**YOUR OBJECTIVE**
Reproduce all lines of the listing below in which the word "JSON" occurs.

**GIVEN ENTRIES**
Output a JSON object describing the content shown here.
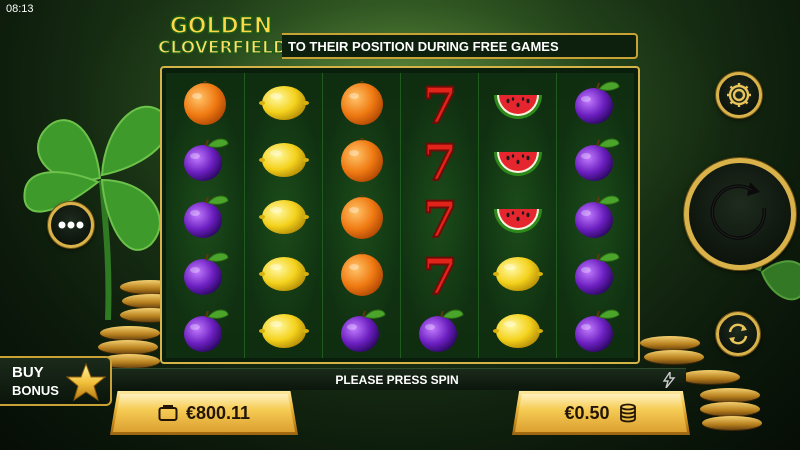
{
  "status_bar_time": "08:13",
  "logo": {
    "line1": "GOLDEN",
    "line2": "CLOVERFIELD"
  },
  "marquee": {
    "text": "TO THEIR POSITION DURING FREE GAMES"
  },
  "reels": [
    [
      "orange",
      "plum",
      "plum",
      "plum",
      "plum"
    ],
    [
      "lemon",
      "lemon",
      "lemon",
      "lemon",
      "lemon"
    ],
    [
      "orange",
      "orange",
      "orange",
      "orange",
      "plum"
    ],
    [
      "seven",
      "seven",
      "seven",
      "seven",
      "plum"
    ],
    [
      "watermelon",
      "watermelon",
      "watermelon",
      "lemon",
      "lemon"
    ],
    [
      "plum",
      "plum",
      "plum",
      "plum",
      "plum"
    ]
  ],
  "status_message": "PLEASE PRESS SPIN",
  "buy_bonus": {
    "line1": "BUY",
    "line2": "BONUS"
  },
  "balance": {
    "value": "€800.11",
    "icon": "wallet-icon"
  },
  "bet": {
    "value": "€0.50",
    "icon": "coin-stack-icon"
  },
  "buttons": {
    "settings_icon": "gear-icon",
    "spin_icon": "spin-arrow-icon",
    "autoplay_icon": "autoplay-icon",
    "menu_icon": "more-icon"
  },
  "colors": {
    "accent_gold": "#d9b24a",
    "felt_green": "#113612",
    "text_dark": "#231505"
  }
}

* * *

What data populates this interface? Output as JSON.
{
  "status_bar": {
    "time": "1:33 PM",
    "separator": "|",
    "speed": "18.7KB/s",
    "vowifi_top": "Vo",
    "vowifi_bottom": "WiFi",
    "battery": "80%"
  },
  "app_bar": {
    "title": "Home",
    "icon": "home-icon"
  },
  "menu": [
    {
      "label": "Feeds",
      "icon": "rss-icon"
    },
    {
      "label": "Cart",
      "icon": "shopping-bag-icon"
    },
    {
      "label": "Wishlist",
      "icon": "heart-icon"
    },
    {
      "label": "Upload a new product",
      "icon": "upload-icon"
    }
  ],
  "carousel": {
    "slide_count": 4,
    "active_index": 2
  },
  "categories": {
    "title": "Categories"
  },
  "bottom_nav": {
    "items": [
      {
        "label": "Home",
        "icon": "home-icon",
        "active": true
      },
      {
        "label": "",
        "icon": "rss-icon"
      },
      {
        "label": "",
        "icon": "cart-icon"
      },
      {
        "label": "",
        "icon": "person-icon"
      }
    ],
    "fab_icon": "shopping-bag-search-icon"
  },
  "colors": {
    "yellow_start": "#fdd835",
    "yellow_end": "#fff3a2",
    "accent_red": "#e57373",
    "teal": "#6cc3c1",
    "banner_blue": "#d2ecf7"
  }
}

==

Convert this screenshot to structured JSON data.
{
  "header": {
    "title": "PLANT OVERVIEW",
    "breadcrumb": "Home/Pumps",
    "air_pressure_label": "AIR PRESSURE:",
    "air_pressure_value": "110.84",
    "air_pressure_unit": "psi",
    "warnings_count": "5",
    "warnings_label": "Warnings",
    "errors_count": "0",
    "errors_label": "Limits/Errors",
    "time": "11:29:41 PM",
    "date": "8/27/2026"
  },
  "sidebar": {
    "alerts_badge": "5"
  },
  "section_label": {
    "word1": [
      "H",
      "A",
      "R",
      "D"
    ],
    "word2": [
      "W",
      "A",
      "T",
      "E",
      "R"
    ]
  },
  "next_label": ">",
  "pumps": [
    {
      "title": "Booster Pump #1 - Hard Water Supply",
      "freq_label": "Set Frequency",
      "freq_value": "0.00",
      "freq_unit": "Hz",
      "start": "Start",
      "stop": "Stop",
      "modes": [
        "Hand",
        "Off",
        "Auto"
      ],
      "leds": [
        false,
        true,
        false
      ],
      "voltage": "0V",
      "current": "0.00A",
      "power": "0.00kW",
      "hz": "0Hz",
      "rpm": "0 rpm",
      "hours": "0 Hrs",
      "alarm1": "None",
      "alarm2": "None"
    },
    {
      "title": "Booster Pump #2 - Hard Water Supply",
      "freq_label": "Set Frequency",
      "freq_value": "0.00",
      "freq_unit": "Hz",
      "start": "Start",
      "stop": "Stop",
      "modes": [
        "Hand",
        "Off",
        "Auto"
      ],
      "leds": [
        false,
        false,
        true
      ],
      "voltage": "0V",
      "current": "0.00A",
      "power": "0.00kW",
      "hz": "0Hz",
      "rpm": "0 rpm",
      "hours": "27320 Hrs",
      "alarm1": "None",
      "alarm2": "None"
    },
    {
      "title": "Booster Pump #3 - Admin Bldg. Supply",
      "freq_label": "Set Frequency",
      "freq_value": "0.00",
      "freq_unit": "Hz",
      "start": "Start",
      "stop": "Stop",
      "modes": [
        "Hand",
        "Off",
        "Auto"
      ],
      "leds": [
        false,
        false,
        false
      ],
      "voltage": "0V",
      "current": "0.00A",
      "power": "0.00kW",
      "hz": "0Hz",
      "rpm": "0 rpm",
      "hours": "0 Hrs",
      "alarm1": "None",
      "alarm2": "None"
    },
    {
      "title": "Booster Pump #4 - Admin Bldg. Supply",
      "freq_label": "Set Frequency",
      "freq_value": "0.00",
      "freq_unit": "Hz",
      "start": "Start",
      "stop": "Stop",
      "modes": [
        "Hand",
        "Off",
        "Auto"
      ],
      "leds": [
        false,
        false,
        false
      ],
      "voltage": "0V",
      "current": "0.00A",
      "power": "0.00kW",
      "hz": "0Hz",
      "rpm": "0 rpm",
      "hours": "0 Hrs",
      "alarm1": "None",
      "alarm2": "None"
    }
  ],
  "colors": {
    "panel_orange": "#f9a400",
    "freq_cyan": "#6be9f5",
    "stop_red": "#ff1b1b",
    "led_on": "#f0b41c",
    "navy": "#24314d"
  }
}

**EXERCISE SOLUTION**
Output a JSON object describing the content shown here.
What data populates this interface? Output as JSON.
Convert this screenshot to structured JSON data.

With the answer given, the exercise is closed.